The problem: Among the entries that follow, how many lines contain the string "Delta"? Write the number alone.

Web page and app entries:
== Segment start ==

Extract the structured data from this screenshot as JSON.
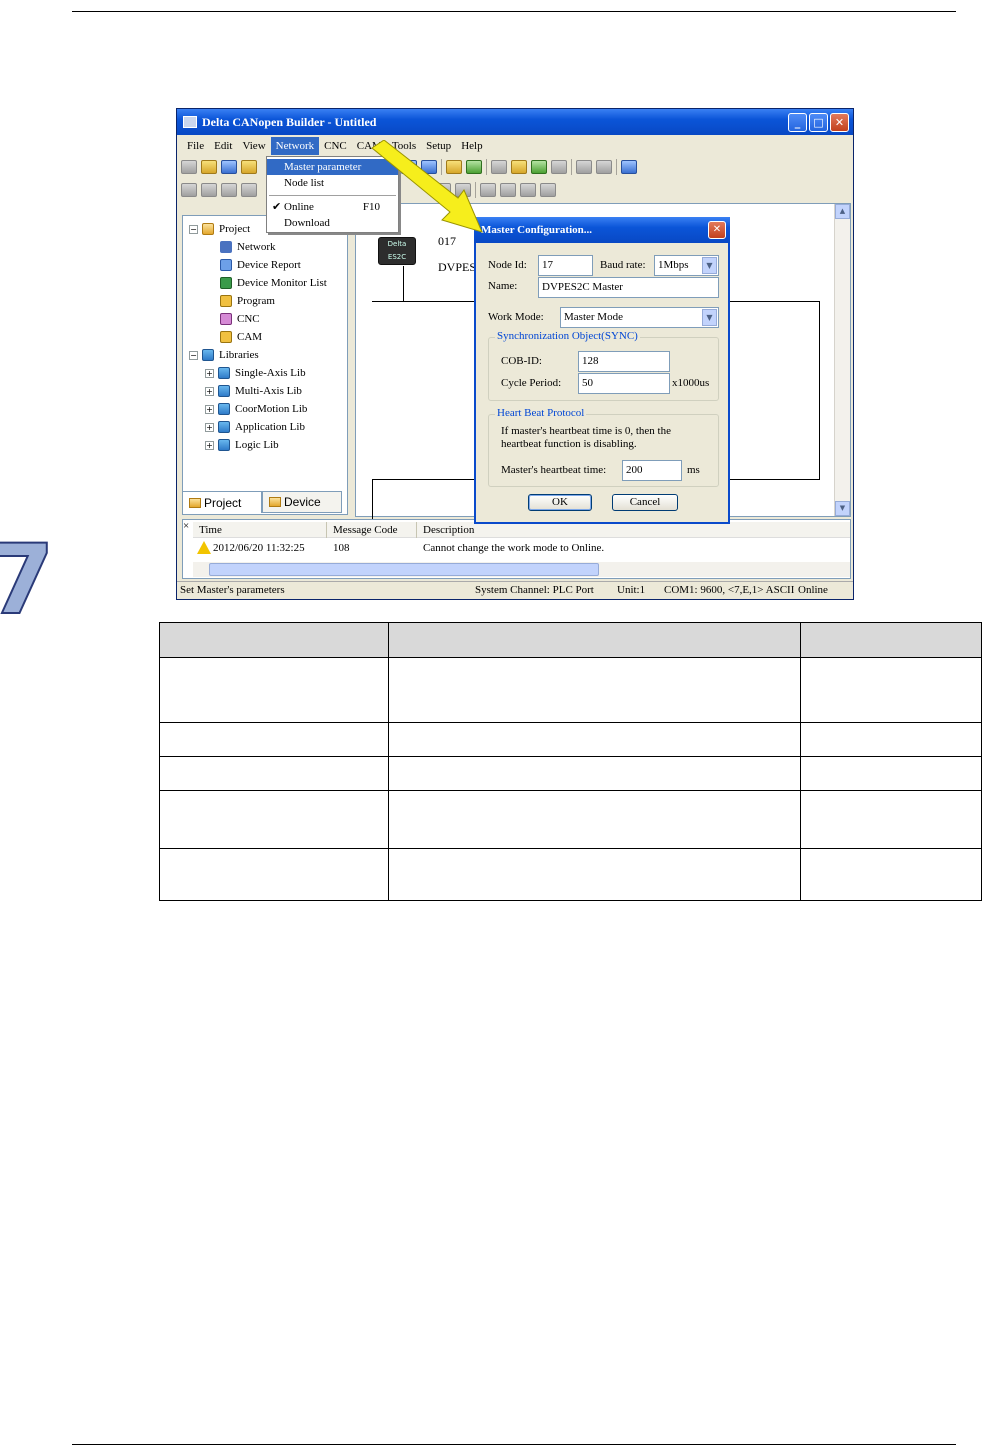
{
  "page": {
    "chapter_number": "7"
  },
  "window": {
    "title": "Delta CANopen Builder - Untitled",
    "minimize": "_",
    "maximize": "□",
    "close": "✕"
  },
  "menubar": {
    "items": [
      "File",
      "Edit",
      "View",
      "Network",
      "CNC",
      "CAM",
      "Tools",
      "Setup",
      "Help"
    ]
  },
  "network_menu": {
    "items": [
      {
        "label": "Master parameter",
        "shortcut": ""
      },
      {
        "label": "Node list",
        "shortcut": ""
      },
      {
        "label": "Online",
        "shortcut": "F10",
        "checked": true
      },
      {
        "label": "Download",
        "shortcut": ""
      }
    ],
    "check_mark": "✔"
  },
  "tree": {
    "expand": "−",
    "collapse": "+",
    "project": "Project",
    "project_items": [
      "Network",
      "Device Report",
      "Device Monitor List",
      "Program",
      "CNC",
      "CAM"
    ],
    "libraries": "Libraries",
    "library_items": [
      "Single-Axis Lib",
      "Multi-Axis Lib",
      "CoorMotion Lib",
      "Application Lib",
      "Logic Lib"
    ]
  },
  "tabs": {
    "project": "Project",
    "device": "Device"
  },
  "network_view": {
    "node_id": "017",
    "node_name": "DVPES",
    "node_badge": "Delta ES2C"
  },
  "dialog": {
    "title": "Master Configuration...",
    "close": "✕",
    "node_id_label": "Node Id:",
    "node_id_value": "17",
    "baud_rate_label": "Baud rate:",
    "baud_rate_value": "1Mbps",
    "name_label": "Name:",
    "name_value": "DVPES2C Master",
    "work_mode_label": "Work Mode:",
    "work_mode_value": "Master Mode",
    "sync_group": "Synchronization Object(SYNC)",
    "cob_id_label": "COB-ID:",
    "cob_id_value": "128",
    "cycle_period_label": "Cycle Period:",
    "cycle_period_value": "50",
    "cycle_period_unit": "x1000us",
    "heartbeat_group": "Heart Beat Protocol",
    "heartbeat_note": "If master's heartbeat time is 0, then the heartbeat function is disabling.",
    "heartbeat_time_label": "Master's heartbeat time:",
    "heartbeat_time_value": "200",
    "heartbeat_time_unit": "ms",
    "ok": "OK",
    "cancel": "Cancel"
  },
  "messages": {
    "close": "×",
    "columns": [
      "Time",
      "Message Code",
      "Description"
    ],
    "rows": [
      {
        "time": "2012/06/20  11:32:25",
        "code": "108",
        "description": "Cannot change the work mode to Online."
      }
    ]
  },
  "statusbar": {
    "hint": "Set Master's parameters",
    "channel": "System Channel: PLC Port",
    "unit": "Unit:1",
    "com": "COM1: 9600, <7,E,1> ASCII",
    "state": "Online"
  },
  "doc_table": {
    "rows": 6
  }
}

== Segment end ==

Answer box: 2